For the second year, I received an invitation to a coveted spot at the dinner table located in Pioneer Village at the Indiana State Fairgrounds. This supper prelude to the Indiana State Fair, hosted by Lou Gerig and Shelley Troil, brings many community leaders to a serene dinner (I was corrected when I referred to it as “lunch”) around the table that is part of the 1930s kitchen display located in Pioneer Village. When the dinner bell (yes, a real dinner bell) rings at noon, the guests are seated and surrounded by the diligent volunteers who put our agricultural history on parade for the visitors of the state fair.
While this article generally recommends places to dine, this particular article is to recommend a more important aspect of dining – the company and conversation that make a meal as or more special than the food. However, before I get to the philosophical stuff, I just have to share with you what was served: chicken and noodles, served over mashed potatoes; corn on the cob; stuffing; onion and cucumber salad; bread; and your choice of apple, gooseberry, or rhubarb pie. While I am no farmhand, I can match one in food consumption.
As we bowed our heads to pray around the table, there sat some heavyweights of our community, but those doing the heavy lifting were the agricultural specialists who take care of the artifacts that have adorned Pioneer Village for 50 years (this year being that milestone). These dedicated workers refurbish, maintain, and catalogue the relics of farming history. More importantly, they know the history they preserve. The manager, Mauri Williamson, blessed me with a personal tour of the grounds while providing me a firsthand chronicle of Indiana’s farm history. As a farmer and the director of the Purdue Ag Alumni Association for 40 years, he experienced what to me was history. Folks, this priceless recitation of facts from the past cannot be gleaned from a book, TV show, or even documentary. Mauri regaled me with stories littered with hilarities that revealed a subtle mischievousness a younger man could not have gotten away with. I spent an extra hour following Mauri around the barns and what, ultimately, the public tours as Pioneer Village.

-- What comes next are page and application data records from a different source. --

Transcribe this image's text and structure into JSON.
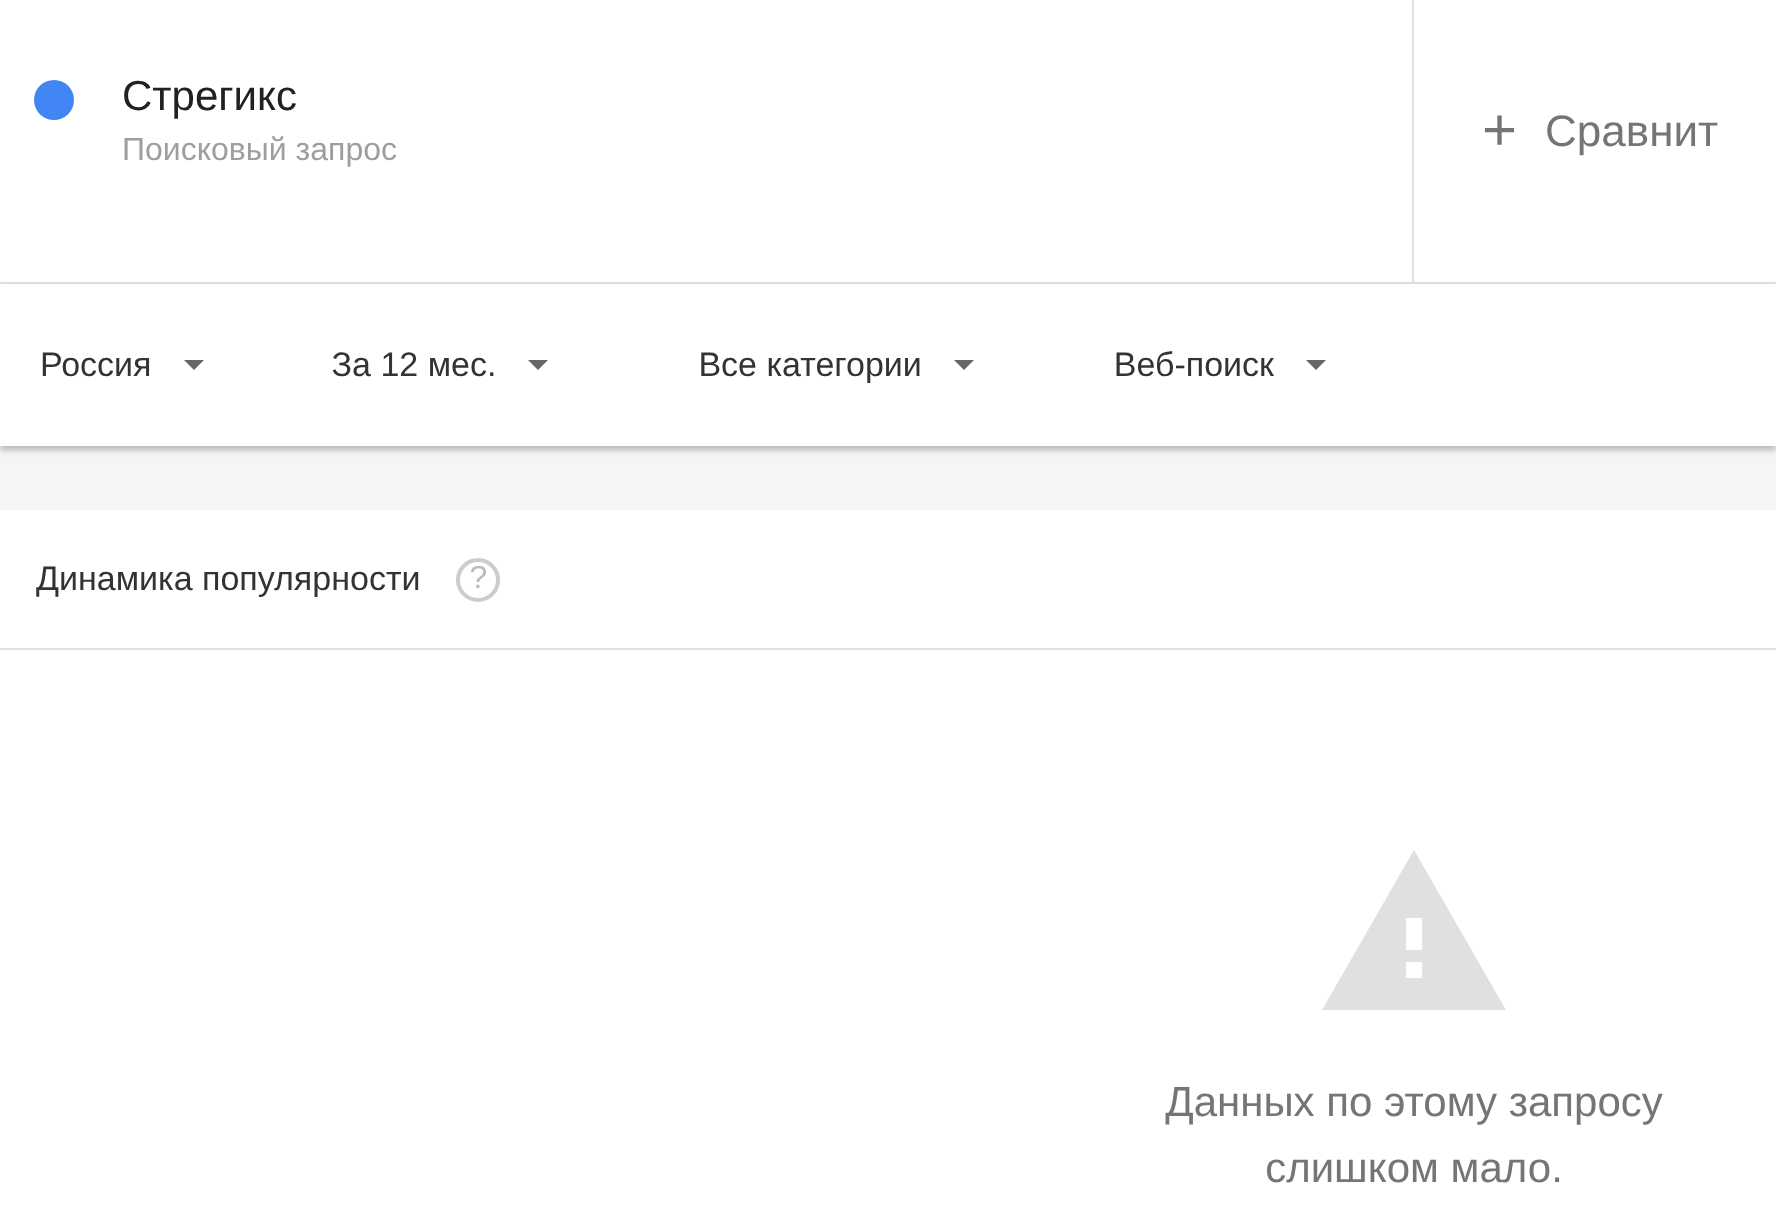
{
  "term": {
    "name": "Стрегикс",
    "subtitle": "Поисковый запрос",
    "color": "#4285f4"
  },
  "compare": {
    "icon": "+",
    "label": "Сравнит"
  },
  "filters": [
    {
      "label": "Россия"
    },
    {
      "label": "За 12 мес."
    },
    {
      "label": "Все категории"
    },
    {
      "label": "Веб-поиск"
    }
  ],
  "card": {
    "title": "Динамика популярности",
    "help": "?",
    "message": "Данных по этому запросу слишком мало."
  }
}
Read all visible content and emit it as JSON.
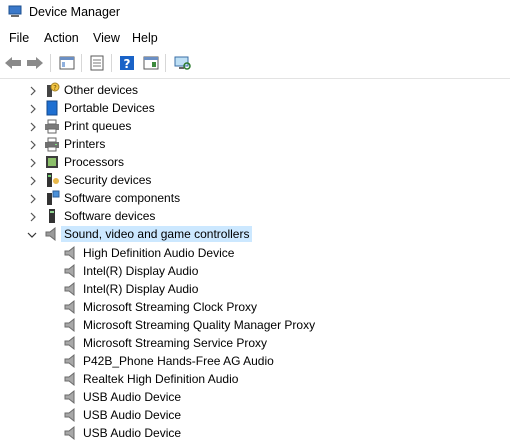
{
  "window": {
    "title": "Device Manager"
  },
  "menu": [
    "File",
    "Action",
    "View",
    "Help"
  ],
  "tree": {
    "categories": [
      {
        "label": "Other devices",
        "icon": "other-devices-icon"
      },
      {
        "label": "Portable Devices",
        "icon": "portable-devices-icon"
      },
      {
        "label": "Print queues",
        "icon": "print-queue-icon"
      },
      {
        "label": "Printers",
        "icon": "printer-icon"
      },
      {
        "label": "Processors",
        "icon": "processor-icon"
      },
      {
        "label": "Security devices",
        "icon": "security-device-icon"
      },
      {
        "label": "Software components",
        "icon": "software-component-icon"
      },
      {
        "label": "Software devices",
        "icon": "software-device-icon"
      },
      {
        "label": "Sound, video and game controllers",
        "icon": "speaker-icon",
        "expanded": true,
        "selected": true
      }
    ],
    "children": [
      "High Definition Audio Device",
      "Intel(R) Display Audio",
      "Intel(R) Display Audio",
      "Microsoft Streaming Clock Proxy",
      "Microsoft Streaming Quality Manager Proxy",
      "Microsoft Streaming Service Proxy",
      "P42B_Phone Hands-Free AG Audio",
      "Realtek High Definition Audio",
      "USB Audio Device",
      "USB Audio Device",
      "USB Audio Device"
    ]
  },
  "colors": {
    "selection": "#cce8ff",
    "accent": "#1a63c7"
  }
}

What the heck does my afternoon at Pioneer Village have to do with this column? Well, it reminded me that we, in the legal profession, have our own “Mauris” from which we can get live history lessons about the law and the practice. You know that partner, or retired lawyer or judge, whose bar number is below 300? Well, they hold more than a low bar number, they hold a host of memories that translate into the history of our legal system. This article is to encourage you to engage, via a lunch invite, a “legal Mauri” you know who has been practicing years and years and ask them to impart stories and knowledge about the development of their practice. Within those stories is incredible, historical insight into the development of our profession. You may even learn, first hand, about the development of a legal doctrine we all assumed just appeared on the books one day. All you have to do is extend the invitation. For example, a couple of months ago, I went to lunch with Carl Overman, of counsel to Bose McKinney & Evans. Now Carl, I’ll just say, has been practicing a real long time. He described the legal layout of the land starting in the 1950s, he went on to talk about the partners he had and shed, and then he waded into the area of law he helped birth that now is a common business practice, employee stock ownership plans (aka ESOPs). What Carl imparted was by no means a history lesson but rather stories from which I extracted significant, historical intel.

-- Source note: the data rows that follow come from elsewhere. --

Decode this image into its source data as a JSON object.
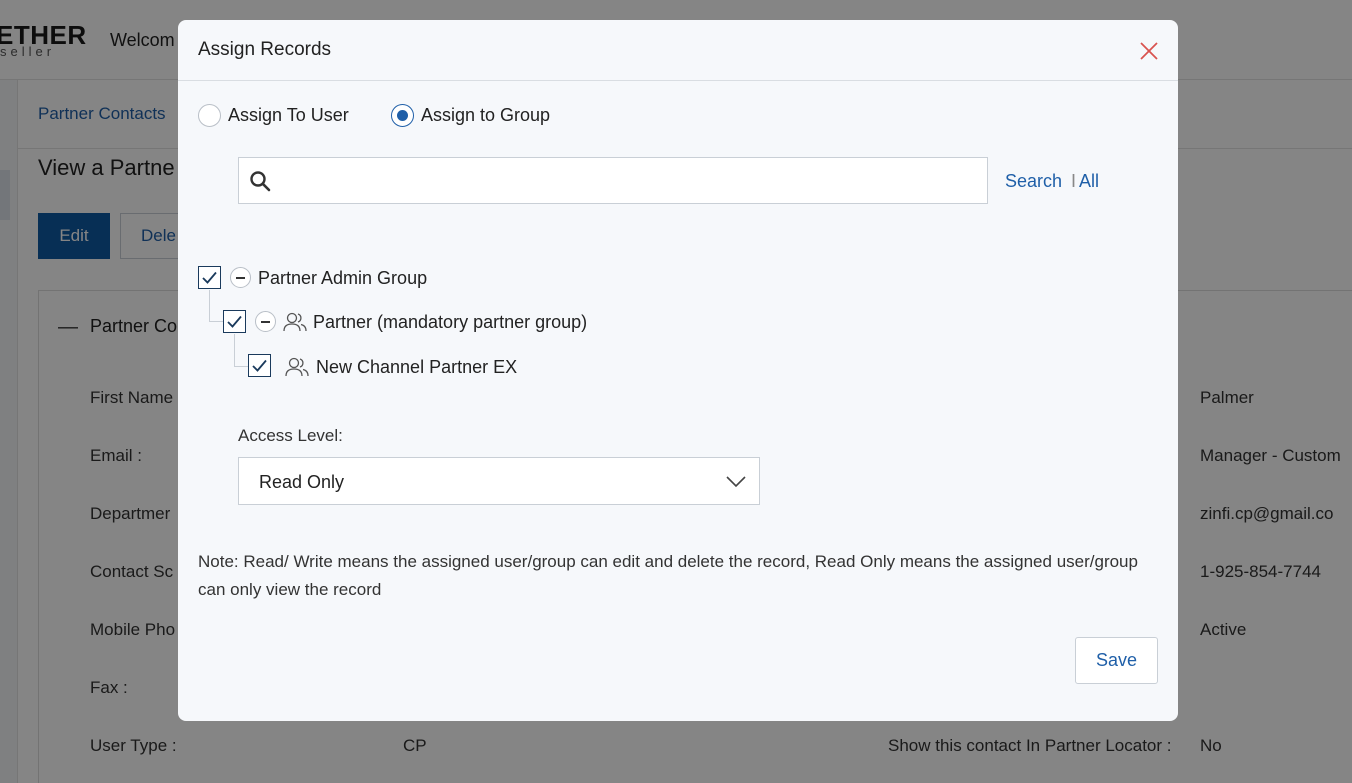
{
  "background": {
    "logo": {
      "main": "ETHER",
      "sub": "seller"
    },
    "welcome": "Welcom",
    "breadcrumb": "Partner Contacts",
    "page_title": "View a Partne",
    "buttons": {
      "edit": "Edit",
      "delete": "Dele"
    },
    "panel_title": "Partner Co",
    "fields_left": [
      {
        "label": "First Name"
      },
      {
        "label": "Email :"
      },
      {
        "label": "Departmer"
      },
      {
        "label": "Contact Sc"
      },
      {
        "label": "Mobile Pho"
      },
      {
        "label": "Fax :"
      },
      {
        "label": "User Type :"
      }
    ],
    "user_type_value": "CP",
    "fields_right_values": [
      "Palmer",
      "Manager - Custom",
      "zinfi.cp@gmail.co",
      "1-925-854-7744",
      "Active"
    ],
    "locator_label": "Show this contact In Partner Locator :",
    "locator_value": "No"
  },
  "modal": {
    "title": "Assign Records",
    "assign_options": [
      {
        "label": "Assign To User",
        "selected": false
      },
      {
        "label": "Assign to Group",
        "selected": true
      }
    ],
    "search": {
      "value": "",
      "placeholder": "",
      "search_link": "Search",
      "separator": "I",
      "all_link": "All"
    },
    "tree": [
      {
        "label": "Partner Admin Group",
        "checked": true,
        "expanded": true,
        "icon": ""
      },
      {
        "label": "Partner (mandatory partner group)",
        "checked": true,
        "expanded": true,
        "icon": "users-icon"
      },
      {
        "label": "New Channel Partner EX",
        "checked": true,
        "icon": "users-icon"
      }
    ],
    "access_level": {
      "label": "Access Level:",
      "selected": "Read Only"
    },
    "note": "Note: Read/ Write means the assigned user/group can edit and delete the record, Read Only means the assigned user/group can only view the record",
    "save_label": "Save"
  },
  "colors": {
    "accent": "#1f5fa8",
    "close_icon": "#d9534f",
    "overlay": "rgba(0,0,0,0.48)"
  }
}
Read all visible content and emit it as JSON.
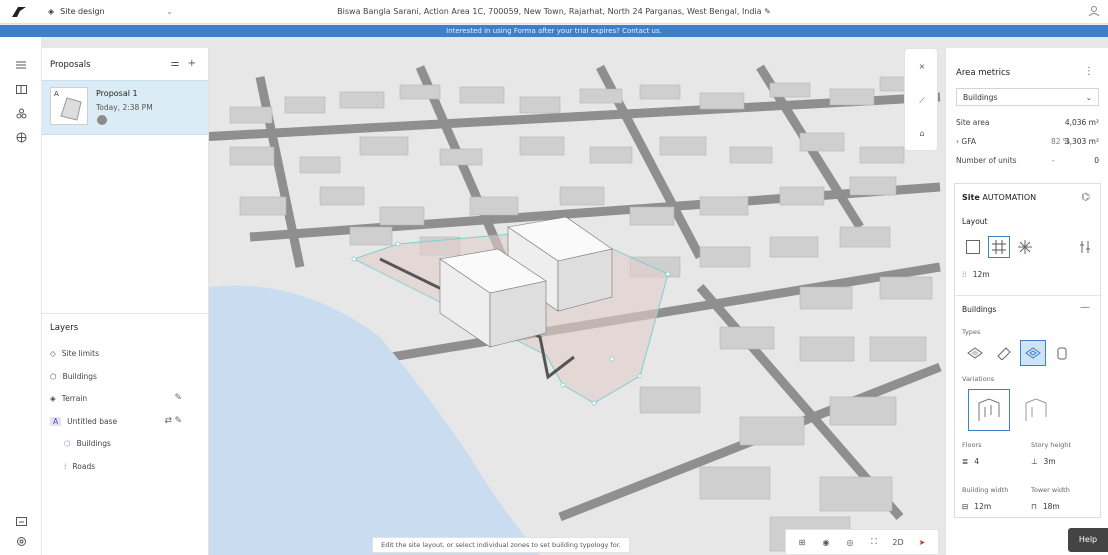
{
  "header": {
    "mode_label": "Site design",
    "address": "Biswa Bangla Sarani, Action Area 1C, 700059, New Town, Rajarhat, North 24 Parganas, West Bengal, India"
  },
  "banner": {
    "text": "Interested in using Forma after your trial expires? Contact us."
  },
  "proposals": {
    "title": "Proposals",
    "items": [
      {
        "badge": "A",
        "name": "Proposal 1",
        "time": "Today, 2:38 PM"
      }
    ]
  },
  "layers": {
    "title": "Layers",
    "items": [
      "Site limits",
      "Buildings",
      "Terrain"
    ],
    "base": {
      "badge": "A",
      "label": "Untitled base",
      "children": [
        "Buildings",
        "Roads"
      ]
    }
  },
  "metrics": {
    "title": "Area metrics",
    "selector": "Buildings",
    "site_area_label": "Site area",
    "site_area_value": "4,036 m²",
    "gfa_label": "GFA",
    "gfa_pct": "82 %",
    "gfa_value": "3,303 m²",
    "units_label": "Number of units",
    "units_dash": "-",
    "units_value": "0"
  },
  "automation": {
    "title_bold": "Site",
    "title_rest": "AUTOMATION",
    "layout_label": "Layout",
    "grid_value": "12m",
    "buildings_label": "Buildings",
    "types_label": "Types",
    "variations_label": "Variations",
    "floors_label": "Floors",
    "floors_value": "4",
    "story_height_label": "Story height",
    "story_height_value": "3m",
    "building_width_label": "Building width",
    "building_width_value": "12m",
    "tower_width_label": "Tower width",
    "tower_width_value": "18m"
  },
  "bottom": {
    "hint": "Edit the site layout, or select individual zones to set building typology for.",
    "view_2d": "2D",
    "help": "Help"
  }
}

To determine the future one must examine history, which is what we lawyers do all the time. How about getting it from a live source rather than Westlaw or a memo written by an associate? There are plenty of Carls and Mauris out there from which we can all learn. Thanks gentlemen for paving the way and sharing your trip with me.
So pick up the phone and make the invite – you will not be sorry. And, when you head out to the Indiana State Fair this year, you can pick up a book about the 50 years at Pioneer Village containing all sorts of tales about the village and its characters, such as Mauri, titled “Harvesting History, 50 Years of Pioneer Village at the Indiana State Fair.”

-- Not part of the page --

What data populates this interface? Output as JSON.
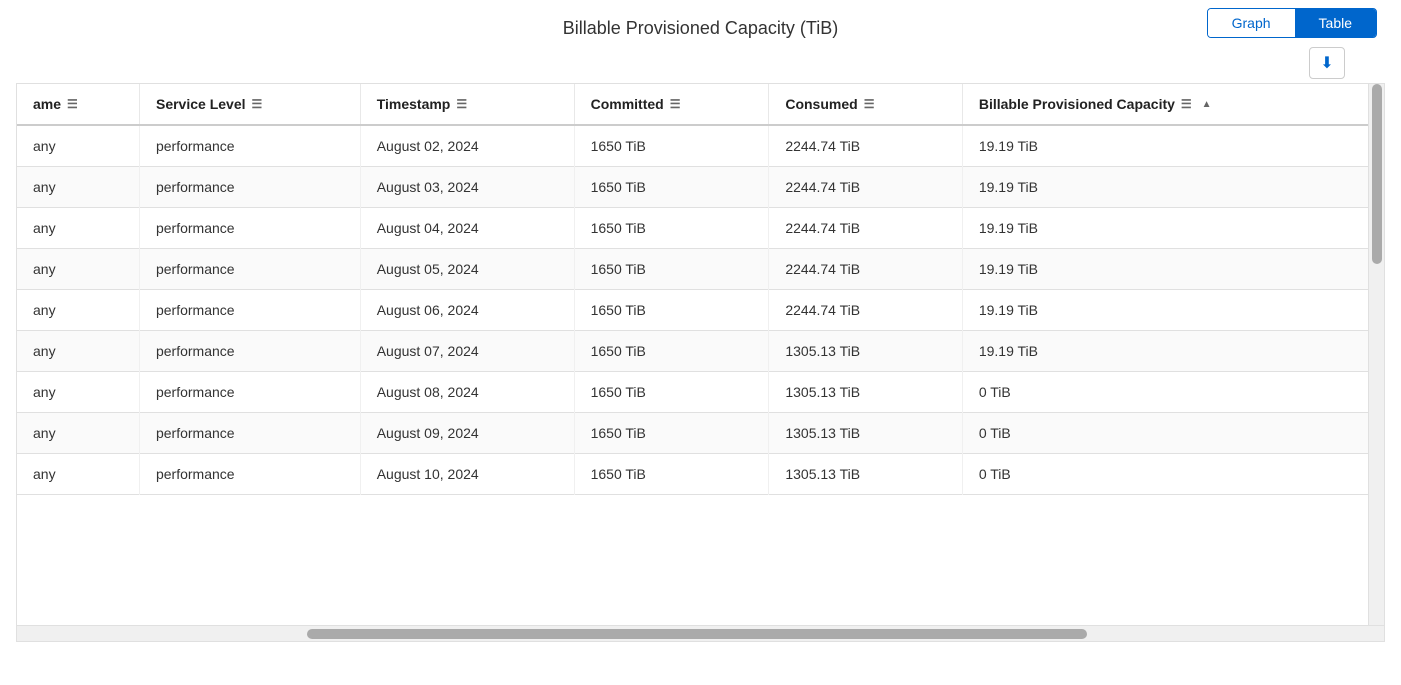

Pioneer Village gets 4 gavels, but not because of the food, because of the company.•
Fred Vaiana and Jennifer M. Lukemeyer practice at Voyles Zahn Paul Hogan & Merriman in Indianapolis, focusing in criminal defense. Vaiana is a 1992 graduate of the John Marshall Law School in Chicago. Lukemeyer earned her J.D. from Southern Methodist University in 1994 and is active in the Indianapolis Bar Association, Indianapolis Inn of Courts, and the Teen Court Program. The opinions expressed in this column are the authors’.